Art necessarily presupposes knowledge.
Bandwidth is like disk space or closet space—you can never have too much. Eventually, most observers say, fiber to the home will solve the last-mile bandwidth crunch. In the interim, however, demand for last-mile bandwidth has driven a great deal of research and debate (not to mention marketing) for possible solutions.
Certain types of access channels, most notably ISDN, offer the ability to have different levels of service between two points. Higher capacity comes only with increased cost, but the telco’s tariffs may be structured in such a way that it is cheaper to use switched access on demand rather than pay for sufficient dedicated capacity to cover peak usage.

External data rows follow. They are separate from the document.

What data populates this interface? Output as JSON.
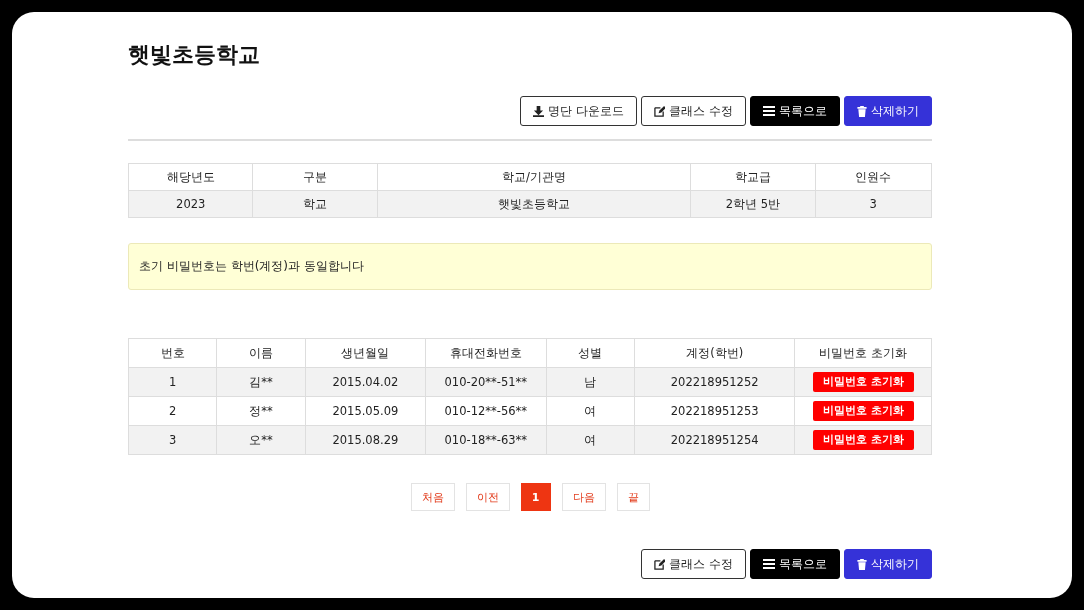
{
  "title": "햇빛초등학교",
  "top_buttons": [
    {
      "kind": "download",
      "label": "명단 다운로드"
    },
    {
      "kind": "edit",
      "label": "클래스 수정"
    },
    {
      "kind": "list",
      "label": "목록으로"
    },
    {
      "kind": "delete",
      "label": "삭제하기"
    }
  ],
  "info_table": {
    "columns": [
      "해당년도",
      "구분",
      "학교/기관명",
      "학교급",
      "인원수"
    ],
    "rows": [
      [
        "2023",
        "학교",
        "햇빛초등학교",
        "2학년 5반",
        "3"
      ]
    ]
  },
  "notice": "초기 비밀번호는 학번(계정)과 동일합니다",
  "student_table": {
    "columns": [
      "번호",
      "이름",
      "생년월일",
      "휴대전화번호",
      "성별",
      "계정(학번)",
      "비밀번호 초기화"
    ],
    "rows": [
      {
        "cells": [
          "1",
          "김**",
          "2015.04.02",
          "010-20**-51**",
          "남",
          "202218951252"
        ],
        "action": "비밀번호 초기화"
      },
      {
        "cells": [
          "2",
          "정**",
          "2015.05.09",
          "010-12**-56**",
          "여",
          "202218951253"
        ],
        "action": "비밀번호 초기화"
      },
      {
        "cells": [
          "3",
          "오**",
          "2015.08.29",
          "010-18**-63**",
          "여",
          "202218951254"
        ],
        "action": "비밀번호 초기화"
      }
    ]
  },
  "pagination": [
    {
      "label": "처음",
      "selected": false
    },
    {
      "label": "이전",
      "selected": false
    },
    {
      "label": "1",
      "selected": true
    },
    {
      "label": "다음",
      "selected": false
    },
    {
      "label": "끝",
      "selected": false
    }
  ],
  "bottom_buttons": [
    {
      "kind": "edit",
      "label": "클래스 수정"
    },
    {
      "kind": "list",
      "label": "목록으로"
    },
    {
      "kind": "delete",
      "label": "삭제하기"
    }
  ]
}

Several approaches exist for taking advantage of multiple links. This appendix focuses on Multilink PPP (MP), the set of PPP extensions that are used to aggregate several distinct lower-layer links into a single logical link. ISPs commonly use MP to offer 128-kbps ISDN access. When MP was first deployed, ISPs with large customer bases often had trouble offering 128-kbps ISDN service because both subscriber calls needed to land on the same access server at the POP. To lift this restriction, a variety of methods were developed to allow individual links in an MP session to land on different devices. This broad collection of techniques is referred to as Multi-Chassis MP (MMP) because it allows links to be spread across ...